"This combination will create the world's leading gold business with the best assets, people, prospects and value-creation opportunities," said Newmont CEO Gary Goldberg. "We have a proven strategy and disciplined implementation plan to realize the full value of the combination, including an exceptional pool of talented mining professionals, stable and profitable gold production of six to seven million ounces over a decades-long time horizon, the sector's largest gold Reserve and Resource base, and a leading project and exploration pipeline."
Goldcorp shares rose 7.2% to $10.39. Newmont fell 8.9%.
PG&E Corp. (PCG - Get Report) said Monday it plans to begin voluntary bankruptcy proceedings under Chapter 11 in the face of billions of dollars in potential liability for recent California wildfires.
In a statement, the California utility company said it intends to file petitions to reorganize under Chapter 11 on or about Jan. 29.
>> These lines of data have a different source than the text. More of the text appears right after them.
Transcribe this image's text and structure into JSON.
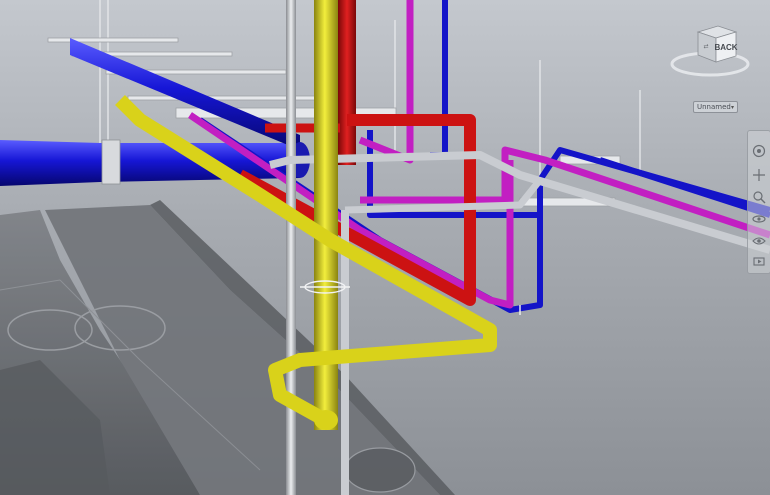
{
  "viewcube": {
    "face_label": "BACK"
  },
  "view_selector": {
    "value": "Unnamed"
  },
  "navigation_bar": {
    "tools": [
      "steering-wheel",
      "pan",
      "zoom",
      "orbit",
      "look",
      "showmotion"
    ]
  },
  "colors": {
    "background_top": "#c4c8ce",
    "background_bottom": "#8c9096",
    "pipe_blue": "#1414c8",
    "pipe_red": "#cc1212",
    "pipe_magenta": "#c21fc2",
    "pipe_yellow": "#d9d21a",
    "pipe_gray": "#c9ccd1",
    "concrete": "#6b6e72"
  }
}
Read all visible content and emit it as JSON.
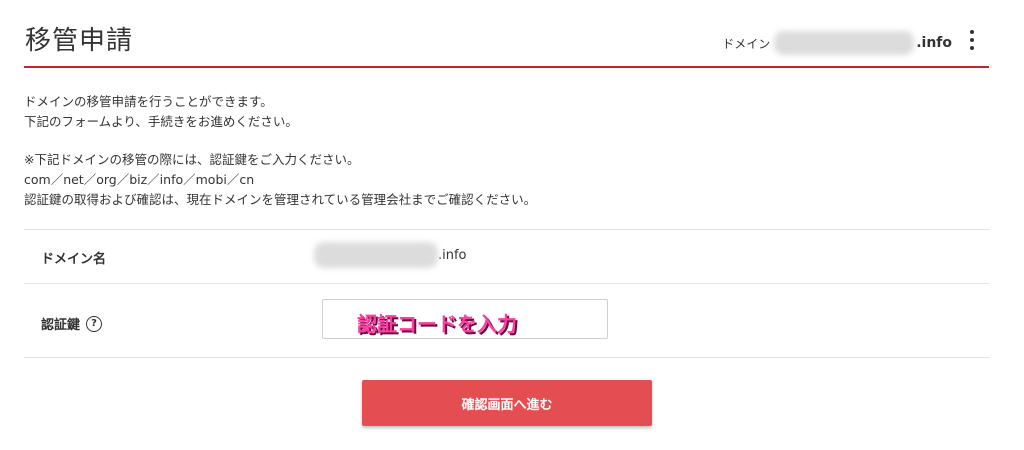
{
  "header": {
    "title": "移管申請",
    "domain_label": "ドメイン",
    "domain_suffix": ".info",
    "more_icon": "more-vertical-icon"
  },
  "intro": {
    "line1": "ドメインの移管申請を行うことができます。",
    "line2": "下記のフォームより、手続きをお進めください。"
  },
  "notes": {
    "line1": "※下記ドメインの移管の際には、認証鍵をご入力ください。",
    "line2": "com／net／org／biz／info／mobi／cn",
    "line3": "認証鍵の取得および確認は、現在ドメインを管理されている管理会社までご確認ください。"
  },
  "form": {
    "domain_name_label": "ドメイン名",
    "domain_value_suffix": ".info",
    "auth_key_label": "認証鍵",
    "help_icon": "?",
    "auth_key_value": "認証コードを入力"
  },
  "submit_label": "確認画面へ進む",
  "colors": {
    "accent": "#c0262d",
    "button": "#e44d52",
    "annotation": "#ff3da0"
  }
}
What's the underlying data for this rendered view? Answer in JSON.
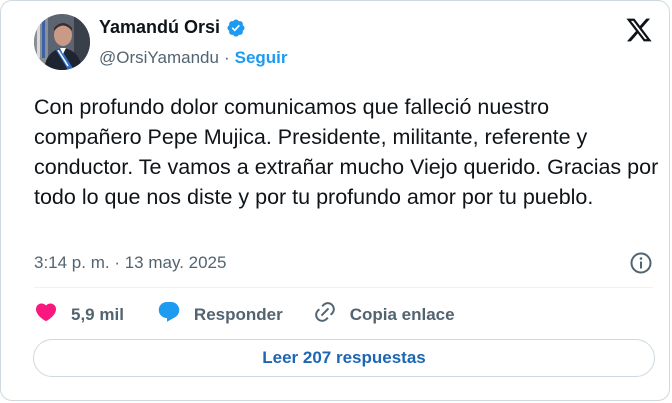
{
  "author": {
    "name": "Yamandú Orsi",
    "handle": "@OrsiYamandu",
    "separator": "·",
    "follow_label": "Seguir"
  },
  "tweet": {
    "text": "Con profundo dolor comunicamos que falleció nuestro compañero Pepe Mujica. Presidente, militante, referente y conductor. Te vamos a extrañar mucho Viejo querido. Gracias por todo lo que nos diste y por tu profundo amor por tu pueblo.",
    "timestamp": "3:14 p. m. · 13 may. 2025"
  },
  "actions": {
    "likes_count": "5,9 mil",
    "reply_label": "Responder",
    "copy_label": "Copia enlace"
  },
  "read_replies_label": "Leer 207 respuestas",
  "colors": {
    "accent": "#1d9bf0",
    "like": "#f91880",
    "text": "#0f1419",
    "muted": "#536471",
    "reply_link": "#1d66b3"
  },
  "icons": [
    "verified-badge-icon",
    "x-logo-icon",
    "info-icon",
    "heart-icon",
    "reply-bubble-icon",
    "link-icon"
  ]
}
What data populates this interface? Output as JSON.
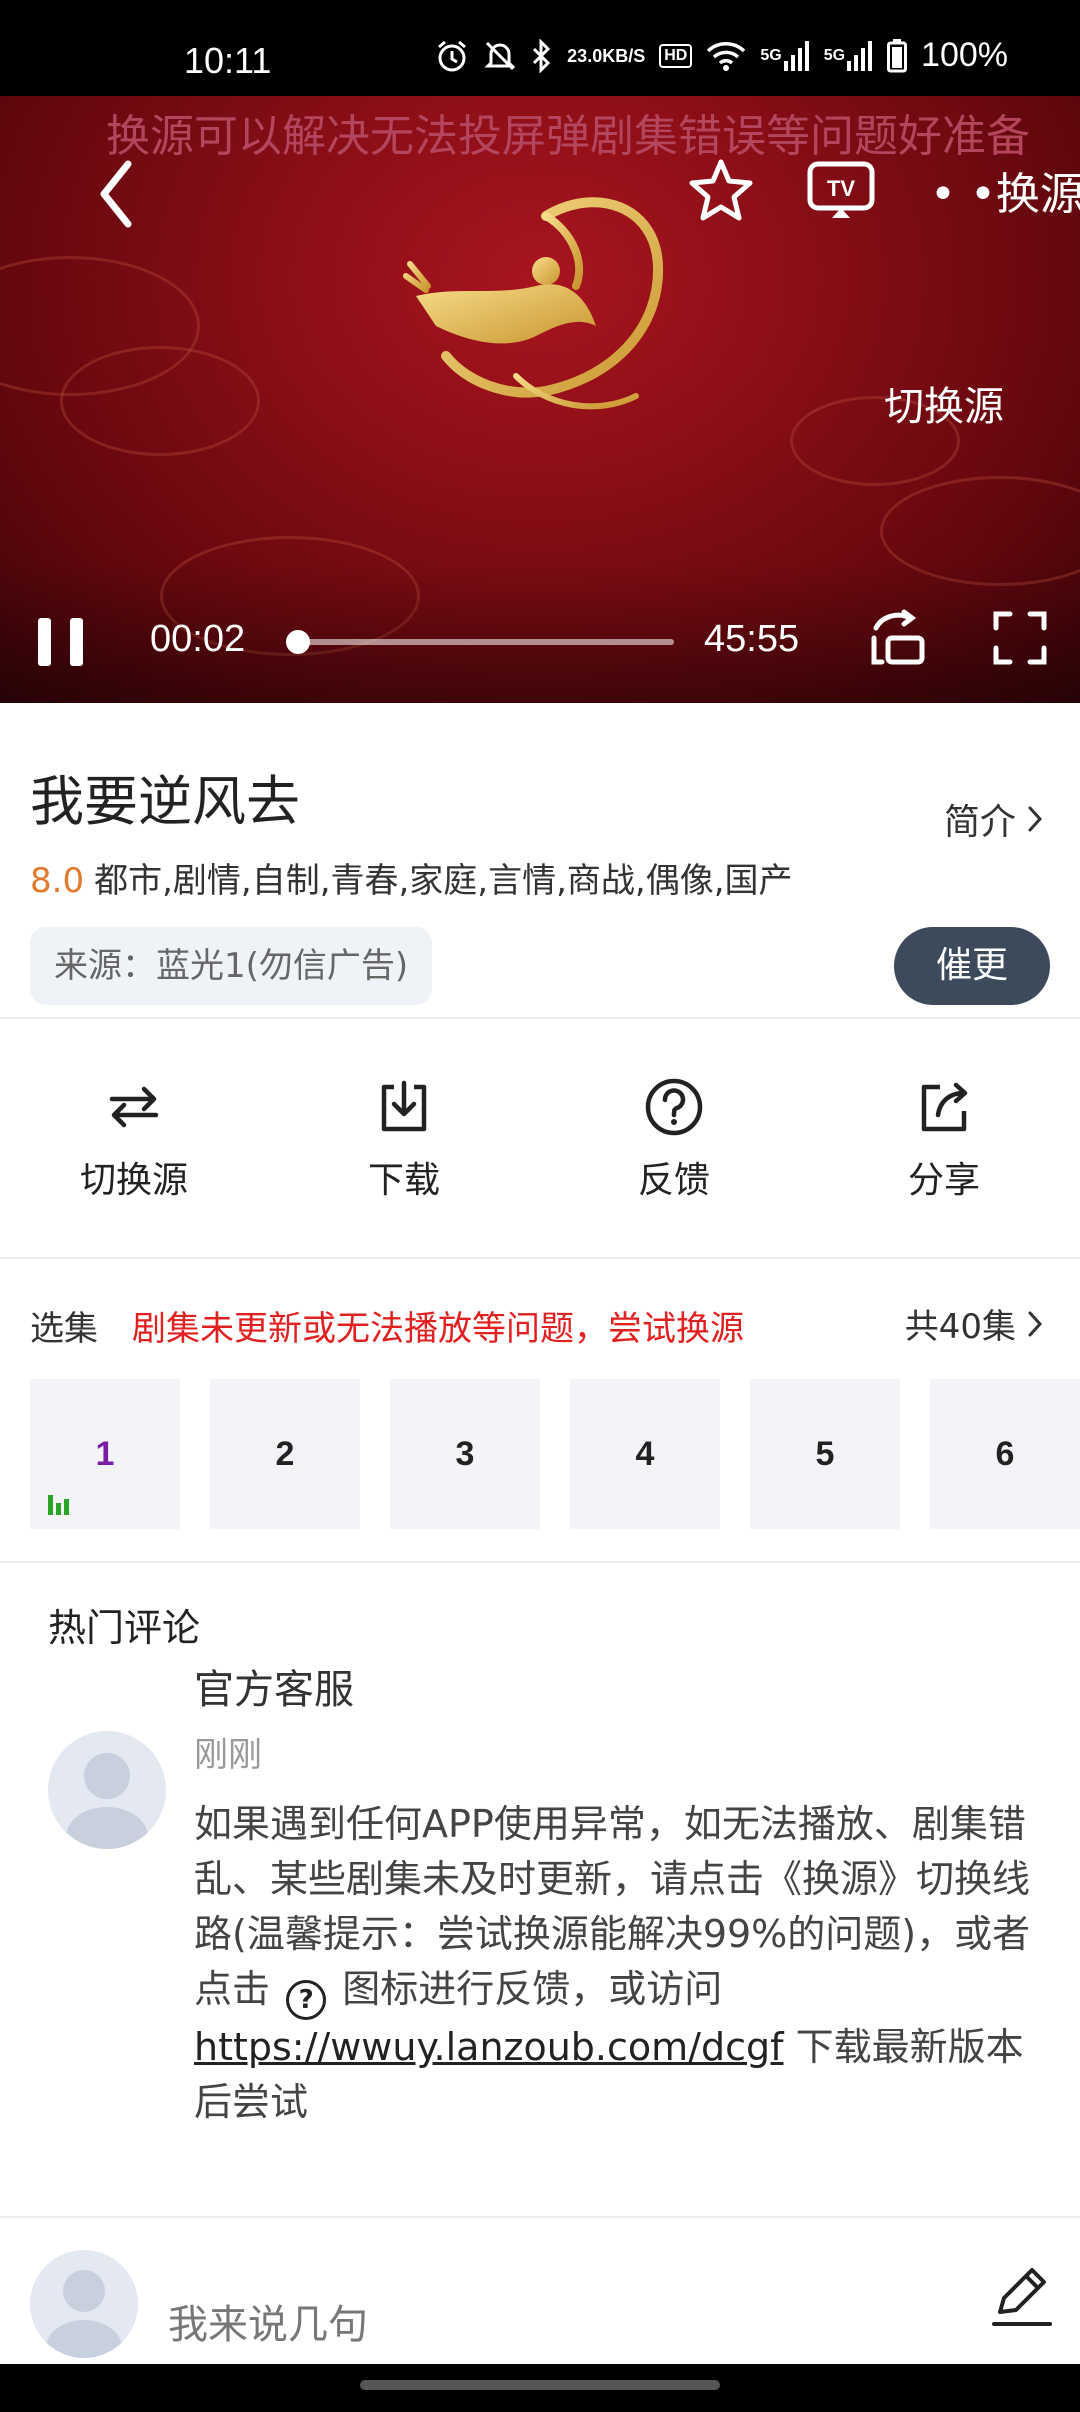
{
  "status_bar": {
    "time": "10:11",
    "speed_value": "23.0",
    "speed_unit": "KB/S",
    "hd_badge": "HD",
    "net_5g_a": "5G",
    "net_5g_b": "5G",
    "battery": "100%"
  },
  "player": {
    "marquee_text": "换源可以解决无法投屏弹剧集错误等问题好准备",
    "more_text": "换源可",
    "switch_source_label": "切换源",
    "current_time": "00:02",
    "total_time": "45:55",
    "progress_fraction": 0.0007
  },
  "show": {
    "title": "我要逆风去",
    "intro_label": "简介",
    "score": "8.0",
    "tags": "都市,剧情,自制,青春,家庭,言情,商战,偶像,国产",
    "source_label": "来源：蓝光1(勿信广告)",
    "urge_button": "催更"
  },
  "actions": [
    {
      "label": "切换源",
      "icon": "switch-icon"
    },
    {
      "label": "下载",
      "icon": "download-icon"
    },
    {
      "label": "反馈",
      "icon": "help-icon"
    },
    {
      "label": "分享",
      "icon": "share-icon"
    }
  ],
  "episodes": {
    "header": "选集",
    "warning": "剧集未更新或无法播放等问题，尝试换源",
    "total_label": "共40集",
    "items": [
      "1",
      "2",
      "3",
      "4",
      "5",
      "6"
    ],
    "active_index": 0
  },
  "comments": {
    "header": "热门评论",
    "items": [
      {
        "user": "官方客服",
        "time": "刚刚",
        "text_1": "如果遇到任何APP使用异常，如无法播放、剧集错乱、某些剧集未及时更新，请点击《换源》切换线路(温馨提示：尝试换源能解决99%的问题)，或者点击",
        "icon_glyph": "?",
        "text_2": "图标进行反馈，或访问",
        "link": "https://wwuy.lanzoub.com/dcgf",
        "text_3": "下载最新版本后尝试"
      }
    ]
  },
  "bottom_bar": {
    "placeholder": "我来说几句"
  },
  "colors": {
    "accent_score": "#e07a2e",
    "warning_red": "#e22020",
    "urge_bg": "#3c4a5c",
    "active_episode": "#7a1ea8",
    "playing_bars": "#2aa52a"
  }
}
"PG&E expects that the Chapter 11 process will, among other things, support the orderly, fair and expeditious resolution of its potential liabilities resulting from the 2017 and 2018 Northern California wildfires, and will assure the company has access to the capital and resources it needs to continue to provide safe service to customers, the company said.
Jim Cramer takes a look at PG&E, Citigroup's earnings and other headlines.
MNG Enterprises Inc., better known as Digital First Media, offered to buy Gannett Co. Inc. (GCI - Get Report) for $12 a share in cash, a bid that would value the USA Today publisher at around $1.4 billion.
MNG, which publishes the Denver Post and the Boston Herald, said it owns a 7.5% stake in Gannett through its managed investment account, making it the company's biggest shareholder. The company argued in a letter to shareholders Monday that "a series of value-destroying decisions made by an unfocused leadership team," including an "ill-fated hostile for Tribune Publishing" have hit the company's bottom line.
"With Gannett's CEO departing by May and its key digital executive leaving later this month, there's now an even greater leadership void," the letter stated. "Frankly, the team leading Gannett has not demonstrated that it's capable of effectively running this enterprise as a public company."
Gannett shares rose 21.54% Monday to $11.85.